Meeting Grace Uwamahoro and hearing her story. Grace was 10 years old in 1994, the year of the Genocide. While fleeing from the confusion with her family, Grace walked by a dying woman clutching to a baby. The dying woman implored Grace to take the baby. Grace did, and raised the baby, Vanessa, as her own sister/daughter. Vanessa is now a 20 year-old woman. The best of humanity in the worst of times.

Witnessing for myself a brief snapshot of the story of Rwanda’s rebirth.

First you have to die to be reborn.
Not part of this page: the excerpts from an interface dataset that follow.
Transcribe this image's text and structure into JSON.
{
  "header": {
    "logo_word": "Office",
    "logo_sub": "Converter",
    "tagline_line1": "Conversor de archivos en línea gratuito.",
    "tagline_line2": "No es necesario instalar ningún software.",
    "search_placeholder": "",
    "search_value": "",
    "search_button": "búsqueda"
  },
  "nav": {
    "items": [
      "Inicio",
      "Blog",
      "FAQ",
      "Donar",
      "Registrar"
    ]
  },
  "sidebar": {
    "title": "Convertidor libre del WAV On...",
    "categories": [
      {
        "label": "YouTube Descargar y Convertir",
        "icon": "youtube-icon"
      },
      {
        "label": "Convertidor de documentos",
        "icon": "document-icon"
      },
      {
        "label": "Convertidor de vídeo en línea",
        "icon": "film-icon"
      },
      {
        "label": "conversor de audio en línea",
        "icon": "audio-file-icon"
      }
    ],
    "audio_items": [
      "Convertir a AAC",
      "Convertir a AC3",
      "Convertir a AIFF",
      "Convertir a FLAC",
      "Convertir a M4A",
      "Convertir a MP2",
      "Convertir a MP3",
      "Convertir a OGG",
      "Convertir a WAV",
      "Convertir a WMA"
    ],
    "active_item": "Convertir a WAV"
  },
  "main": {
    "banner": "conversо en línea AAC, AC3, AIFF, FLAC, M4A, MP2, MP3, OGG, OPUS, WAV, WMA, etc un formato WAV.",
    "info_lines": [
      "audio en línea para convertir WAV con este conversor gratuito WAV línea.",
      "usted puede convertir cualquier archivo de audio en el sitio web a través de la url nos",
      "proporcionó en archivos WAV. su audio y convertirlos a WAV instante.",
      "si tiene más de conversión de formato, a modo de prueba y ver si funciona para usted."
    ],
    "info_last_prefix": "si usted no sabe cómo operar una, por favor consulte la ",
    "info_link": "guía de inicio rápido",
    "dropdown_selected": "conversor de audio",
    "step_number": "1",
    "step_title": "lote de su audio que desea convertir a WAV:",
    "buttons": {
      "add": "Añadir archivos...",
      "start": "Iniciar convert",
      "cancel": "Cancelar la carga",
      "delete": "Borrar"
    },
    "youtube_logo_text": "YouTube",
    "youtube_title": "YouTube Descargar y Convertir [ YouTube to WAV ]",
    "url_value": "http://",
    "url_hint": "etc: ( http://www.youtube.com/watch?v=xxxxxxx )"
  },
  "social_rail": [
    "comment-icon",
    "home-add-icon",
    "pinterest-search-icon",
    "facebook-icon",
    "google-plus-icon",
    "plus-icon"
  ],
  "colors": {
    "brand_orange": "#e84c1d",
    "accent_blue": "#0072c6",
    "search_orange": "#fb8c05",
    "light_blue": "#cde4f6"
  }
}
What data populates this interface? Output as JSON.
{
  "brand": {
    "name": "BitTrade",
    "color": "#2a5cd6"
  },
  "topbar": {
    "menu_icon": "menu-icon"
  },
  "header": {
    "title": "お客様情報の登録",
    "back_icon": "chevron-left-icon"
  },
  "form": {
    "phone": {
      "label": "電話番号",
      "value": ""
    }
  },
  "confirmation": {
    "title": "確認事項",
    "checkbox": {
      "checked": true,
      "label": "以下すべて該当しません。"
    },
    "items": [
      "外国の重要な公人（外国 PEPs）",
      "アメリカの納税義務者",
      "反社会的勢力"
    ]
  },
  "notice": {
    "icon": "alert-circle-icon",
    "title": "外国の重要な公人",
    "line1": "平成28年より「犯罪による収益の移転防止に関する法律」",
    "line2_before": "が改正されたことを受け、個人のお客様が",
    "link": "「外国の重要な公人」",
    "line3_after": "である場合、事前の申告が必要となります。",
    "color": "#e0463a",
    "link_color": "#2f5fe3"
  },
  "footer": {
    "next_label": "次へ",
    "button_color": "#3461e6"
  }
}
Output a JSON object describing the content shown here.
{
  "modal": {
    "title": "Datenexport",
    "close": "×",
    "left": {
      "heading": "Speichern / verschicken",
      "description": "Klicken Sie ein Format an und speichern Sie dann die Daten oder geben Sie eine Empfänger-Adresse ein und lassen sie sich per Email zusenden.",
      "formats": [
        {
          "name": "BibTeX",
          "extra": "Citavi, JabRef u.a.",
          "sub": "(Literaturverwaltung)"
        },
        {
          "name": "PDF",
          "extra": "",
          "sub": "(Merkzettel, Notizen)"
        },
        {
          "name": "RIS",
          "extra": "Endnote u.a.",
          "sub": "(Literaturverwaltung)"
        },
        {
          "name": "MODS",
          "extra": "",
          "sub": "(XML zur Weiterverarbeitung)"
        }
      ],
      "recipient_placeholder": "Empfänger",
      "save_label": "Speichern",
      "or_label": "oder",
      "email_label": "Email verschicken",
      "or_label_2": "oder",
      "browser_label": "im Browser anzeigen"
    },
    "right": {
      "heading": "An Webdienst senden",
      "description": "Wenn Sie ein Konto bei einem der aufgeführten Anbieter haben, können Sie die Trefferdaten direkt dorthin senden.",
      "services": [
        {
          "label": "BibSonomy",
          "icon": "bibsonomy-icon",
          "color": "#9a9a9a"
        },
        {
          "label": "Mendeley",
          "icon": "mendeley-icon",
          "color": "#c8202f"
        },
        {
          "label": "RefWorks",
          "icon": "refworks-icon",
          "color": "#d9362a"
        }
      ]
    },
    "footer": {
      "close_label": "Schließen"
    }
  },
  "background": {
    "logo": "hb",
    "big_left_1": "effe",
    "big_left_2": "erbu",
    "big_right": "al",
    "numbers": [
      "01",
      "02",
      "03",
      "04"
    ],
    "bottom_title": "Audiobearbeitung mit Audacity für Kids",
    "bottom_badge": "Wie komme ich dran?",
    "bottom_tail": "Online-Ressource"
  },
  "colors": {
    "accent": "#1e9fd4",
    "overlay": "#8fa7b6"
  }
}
Inzovu” means “elephant” in Kinyarwanda.  It’s our design response to what we saw and the stories we heard. It’s a framework and narrative strategy for moving visitors from the memorial from a state of empathy to compassionate action. It’s a way to turn a museum that memorializes genocide into a place that can help prevent genocide? How does it work? How can we test it?

More coming soon. Stay tuned.

What did we do in Rwanda?

Via UX for Good:

This year’s Annual Challenge will take place June 1st – 7th in Kigali, Rwanda and London, UK with Aegis Trust, the organization that established the Kigali Genocide Memorial on behalf of the Rwandan people in 2004.

Like genocide memorials around the world, this site produces powerful feelings in all who visit it. UX designers have a unique capacity to understand the steps that take place between emotion and action. In Kigali, we’ll ask them to apply that skill set on behalf of all humankind.

As part of the Annual Challenge, UX designers from across the globe will visit Kigali for several days of exploration, research and debate. Then the team will reconvene in London, where they’ll design an original way to translate the feelings evoked by genocide memorials into sustainable action. Finally, they’ll share their findings to leaders from Aegis and other advocates for human dignity.

In addition to a presentation to Aegis Trust, the findings will be publicly shared and be used as the starting point for a day-long virtual event in August. As part of that event, UX for Good will work together with experts and volunteers to refine the concepts developed and explore how they could be applied in many different contexts.

Designer Voices

Here are personal accounts from the trip by my UX for Good colleagues: